Do you have something that you are really attached to? So much so that it interferes with you doing things that mean you have to go without it? So much that it borders on an addiction? I have one: it’s working out.
It started when I was in Junior High. My dad saw my interest and bought me some weights which I started using avidly. Once, when I was going to scout camp for a week, I put them in my duffle bag along with my other gear. I was the one who loaded it into our station wagon but, at camp, my dad (who was my scoutmaster) reached into the back of the car to pull it out. After being astonished at how heavy it was, he said “My gosh, John, what do you have in there!” I told him it was just my weights because I didn’t want to miss any workouts. He loved telling that story for the rest of his life.
When I got into high school I added running to my obsession. I had a girlfriend who lived a couple of miles away and I would sometimes run to her house (because I wasn’t allowed to use the family car). I would arrive all sweaty to say “hi”, hang out for a little while, and then run back home. She may not have been impressed. The Marine Corps definitely amplified my running because you are expected to train constantly. When I was about 30, I started my marathon phase. I trained by running 10 miles a day Monday through Friday, 20 miles on Saturday, and resting on Sunday. I ran marathons for three years. (At one point, I did a 50 mile run - which I don’t recommend.) At the end of the three years, I achieved my goal of a 3.5 hour marathon during a Marine Corps Marathon. After that, I couldn’t motivate myself to continue the heavy training. So I cut back my running gradually until I was running a “mere” 15 miles a week. Running ended when I was 68 when the pain in my right foot and ankle got too bad. I went to the doctor to get it fixed and he said “stop running”.

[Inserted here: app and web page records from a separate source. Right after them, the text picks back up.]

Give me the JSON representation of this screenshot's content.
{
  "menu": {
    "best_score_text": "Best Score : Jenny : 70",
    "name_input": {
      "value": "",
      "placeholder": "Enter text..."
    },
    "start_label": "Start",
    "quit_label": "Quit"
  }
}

But weight lifting has never stopped being a passion. In my heyday, I won a Marine Corps powerlifting contest in the unlimited weight class at the base where I was stationed. A few years ago, for my 65th birthday, I went down to Club Paradise and, with my son, Bill spotting and witnessing, I bench pressed 315 pounds. Really, though, it has never been about competing for me, it’s just something I really, really enjoy. So much so that my travel decisions involve researching what will be available for working out. If a hotel or resort doesn’t have a least a decent multi-station weight machine, I probably won’t stay there.
Whether I will have to miss a workout figures into every decision and I’m resentful if something comes up that forces me to. The technical term is “gym rat”.
When does an obsession like this become unhealthy? After all, there are many benefits to working out. Turns out, the problem is priorities. I started to get a hint of this in my late forties. In prayer, it seemed that the Lord was leading me to some kind of foreign missionary service. That can involve various hardships. That shouldn’t have been a problem because my 26 years in the Marine Corps taught me how to endure austere living. But I found myself begging God not to send me anywhere where I wouldn’t have access to a decent gym. Graciously, the Lord had mercy on my silly sticking point and put me into Mexico ministry. There I only need to miss three workouts for a week-long trip. But it was clear to me that my priorities were not straight.
About a week ago, I had an operation to reconstruct that foot and ankle I mentioned earlier. I’m not supposed to put any weight on it for at least 6 weeks. This seems like good timing since most things are shut down because of COVID-19, right? But then Gov. Newsom ordered the gyms to close! What the heck? I had figured out how to modify my workout to deal with the immobilized foot and I was going back this week! I was mad and sad. How about you? What are you missing while you “shelter in place”? I’m not talking about food, shelter, and clothes (which I assume you all have), I’m talking about something you place, maybe, too much emphasis on - like I do working out. Does it say something about your priorities? Maybe we can learn something about ourselves in this. I read through Matthew 6:25-34 and I am almost ashamed by the level of importance I put on working out. I will keep doing it but, from now on, I’ll try to do a better job of not obsessing over it and instead seeking first the kingdom of God.